Two days after the contentious referendum, on 18th March Putin holds a lengthy address before the Federation Council and Duma members, in which he announces “Crimea’s reunification with Russia” to loud applause. The reasons he gives for taking this step include historical arguments, the need to protect the Russian-speaking population from a “fascist threat”, and the “convincing” referendum, which he describes as being in full compliance with democratic and international norms. The signing of the accession treaty takes place immediately after the address. “Bringing Crimea back home” launches a huge wave of euphoria in Russia and wins President Putin the highest approval rating of his presidency, 89 percent.
#9 A Perfect Annexation
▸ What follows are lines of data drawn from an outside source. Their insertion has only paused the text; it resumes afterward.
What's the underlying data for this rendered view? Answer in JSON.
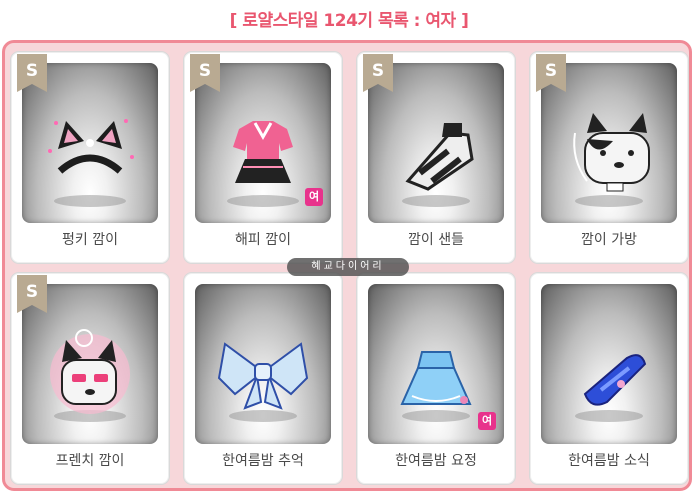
{
  "title": "[ 로얄스타일 124기 목록 : 여자 ]",
  "badge_letter": "S",
  "gender_mark": "여",
  "watermark": "혜교다이어리",
  "colors": {
    "title": "#e9566f",
    "frame_border": "#f08a96",
    "frame_fill": "#f7d7da",
    "badge": "#b9aa92",
    "gender_badge": "#e8338c"
  },
  "items": [
    {
      "label": "펑키 깜이",
      "icon": "cat-ear-headband-icon",
      "special": true,
      "female_only": false
    },
    {
      "label": "해피 깜이",
      "icon": "pink-outfit-icon",
      "special": true,
      "female_only": true
    },
    {
      "label": "깜이 샌들",
      "icon": "sandal-icon",
      "special": true,
      "female_only": false
    },
    {
      "label": "깜이 가방",
      "icon": "dog-bag-icon",
      "special": true,
      "female_only": false
    },
    {
      "label": "프렌치 깜이",
      "icon": "french-dog-icon",
      "special": true,
      "female_only": false
    },
    {
      "label": "한여름밤 추억",
      "icon": "ribbon-icon",
      "special": false,
      "female_only": false
    },
    {
      "label": "한여름밤 요정",
      "icon": "blue-dress-icon",
      "special": false,
      "female_only": true
    },
    {
      "label": "한여름밤 소식",
      "icon": "blue-slipper-icon",
      "special": false,
      "female_only": false
    }
  ]
}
On 21st March, the Law on Admitting Crimea and Sevastopol into the Russian Federation having been approved by the Federal Council and signed by President Putin, the annexation of Crimea is, from the Russian viewpoint, perfect. Within a mere three weeks, Ukraine’s Autonomous Republic of Crimea has become – in Putin’s words – “an inseparable part” of Russia. This occurrence, unparalleled in post-war Europe, draws fierce criticism internationally: it is characterised as a flagrant violation, on Russian’s part, of numerous international agreements, including the United Nations Charter, the Helsinki Final Act of 1975 and the 1994 Budapest Memorandum. On 22nd March, Russian soldiers capture the Belbek air base, the symbol of Ukrainian resistance; two days later, the Ukrainian Army officially decides to pull its forces out of Crimea. With their withdrawal, Russia has absolute control over the peninsula from then on.
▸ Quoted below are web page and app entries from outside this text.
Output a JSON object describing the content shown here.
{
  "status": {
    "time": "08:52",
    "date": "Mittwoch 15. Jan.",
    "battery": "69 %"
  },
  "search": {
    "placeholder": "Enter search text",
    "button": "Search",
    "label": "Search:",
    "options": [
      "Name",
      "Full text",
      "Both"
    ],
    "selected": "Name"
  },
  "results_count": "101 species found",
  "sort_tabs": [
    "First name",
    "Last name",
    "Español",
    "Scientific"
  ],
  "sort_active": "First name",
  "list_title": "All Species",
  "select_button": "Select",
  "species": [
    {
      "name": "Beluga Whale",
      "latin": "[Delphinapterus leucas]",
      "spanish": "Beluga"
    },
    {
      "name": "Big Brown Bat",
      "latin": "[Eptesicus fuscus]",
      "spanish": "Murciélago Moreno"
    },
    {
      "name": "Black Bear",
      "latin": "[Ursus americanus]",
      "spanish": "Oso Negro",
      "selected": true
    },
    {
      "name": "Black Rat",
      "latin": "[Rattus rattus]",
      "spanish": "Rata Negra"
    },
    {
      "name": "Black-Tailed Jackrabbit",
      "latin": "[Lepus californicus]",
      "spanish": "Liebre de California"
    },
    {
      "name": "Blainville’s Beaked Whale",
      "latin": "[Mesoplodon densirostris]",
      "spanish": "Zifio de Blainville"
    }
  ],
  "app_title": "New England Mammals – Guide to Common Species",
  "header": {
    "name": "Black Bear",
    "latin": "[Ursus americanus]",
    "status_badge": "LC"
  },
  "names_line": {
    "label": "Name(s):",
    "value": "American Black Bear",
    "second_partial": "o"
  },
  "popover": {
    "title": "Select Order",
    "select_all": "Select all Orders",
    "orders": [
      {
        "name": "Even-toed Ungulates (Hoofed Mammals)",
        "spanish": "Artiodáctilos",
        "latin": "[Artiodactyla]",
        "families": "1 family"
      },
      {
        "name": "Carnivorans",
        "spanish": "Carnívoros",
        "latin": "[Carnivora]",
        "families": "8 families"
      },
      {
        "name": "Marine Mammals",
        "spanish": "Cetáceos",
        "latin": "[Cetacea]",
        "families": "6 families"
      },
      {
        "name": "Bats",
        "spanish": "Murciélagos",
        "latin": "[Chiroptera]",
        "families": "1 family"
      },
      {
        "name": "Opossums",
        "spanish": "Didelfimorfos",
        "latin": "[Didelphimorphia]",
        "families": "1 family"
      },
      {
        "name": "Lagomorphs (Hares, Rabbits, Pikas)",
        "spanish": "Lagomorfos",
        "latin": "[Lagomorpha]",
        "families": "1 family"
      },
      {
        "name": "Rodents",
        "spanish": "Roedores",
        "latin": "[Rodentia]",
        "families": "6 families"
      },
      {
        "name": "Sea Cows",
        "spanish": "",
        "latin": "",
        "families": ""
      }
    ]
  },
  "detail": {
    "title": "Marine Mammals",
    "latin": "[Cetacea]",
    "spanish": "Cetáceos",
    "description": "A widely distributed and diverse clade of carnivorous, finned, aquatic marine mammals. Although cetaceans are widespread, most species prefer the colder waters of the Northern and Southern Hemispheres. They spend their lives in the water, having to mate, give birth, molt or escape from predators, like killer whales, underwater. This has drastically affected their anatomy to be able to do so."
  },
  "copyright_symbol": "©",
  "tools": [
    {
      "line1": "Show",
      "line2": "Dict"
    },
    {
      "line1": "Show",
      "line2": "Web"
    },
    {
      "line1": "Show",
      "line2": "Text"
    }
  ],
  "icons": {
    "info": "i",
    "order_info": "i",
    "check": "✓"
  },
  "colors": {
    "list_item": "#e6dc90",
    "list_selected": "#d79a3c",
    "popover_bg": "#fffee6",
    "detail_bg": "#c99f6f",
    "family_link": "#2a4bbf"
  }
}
#10 New Reality
With annexation by Russia, a new reality dawns for the circa 2.3 million people living in Crimea. Russian passports are issued, control points are set up at the border to the Ukrainian mainland and a new official currency is introduced, in the form of the Russian rouble. Russian broadcasters replace the Ukrainian stations, the Crimean Tatar station is shut down, and there is a rapid clamp-down on press freedom. Basic rights, such as the freedom of assembly and expression, are curtailed. Critics of the annexation are the most affected, like the Crimean Tatars, who are subjected to political persecution, intimidation and, in some cases, abduction and torture. Companies and real estate assets are expropriated and nationalised, whilst Western businesses pull out due to sanctions. These make life harder for the people in Crimea by restricting their freedom to travel, for instance, and causing Western banks, telecommunications companies and airlines to close down their operations there. This is accompanied by soaring prices, falling visitor numbers and a poor water and power supply. The scale of social and economic hardship in the population comes across clearly in recent surveys and in other ways.
Steffen Halling is a doctoral candidate at the Centre for East European Studies at the University of Bremen. He is writing his dissertation on oligarchs in Ukraine. As a fellow, he is also member of the Eastern Europe research division of the German Institute for International and Security Affairs (SWP).
Eduard Klein completed his doctoral degree at the Centre for East European Studies at the University of Bremen with a dissertation on anti-corruption measures at in the Russian and Ukrainian higher-education sector. After working in a number of jobs, including positions at dekoder, the German Bundestag and the Centre for Liberal Modernity, he returned to the Centre for East European Studies in Bremen, where he serves as editor of Ukraine-Analysen and as a research associate with the Discuss Data project.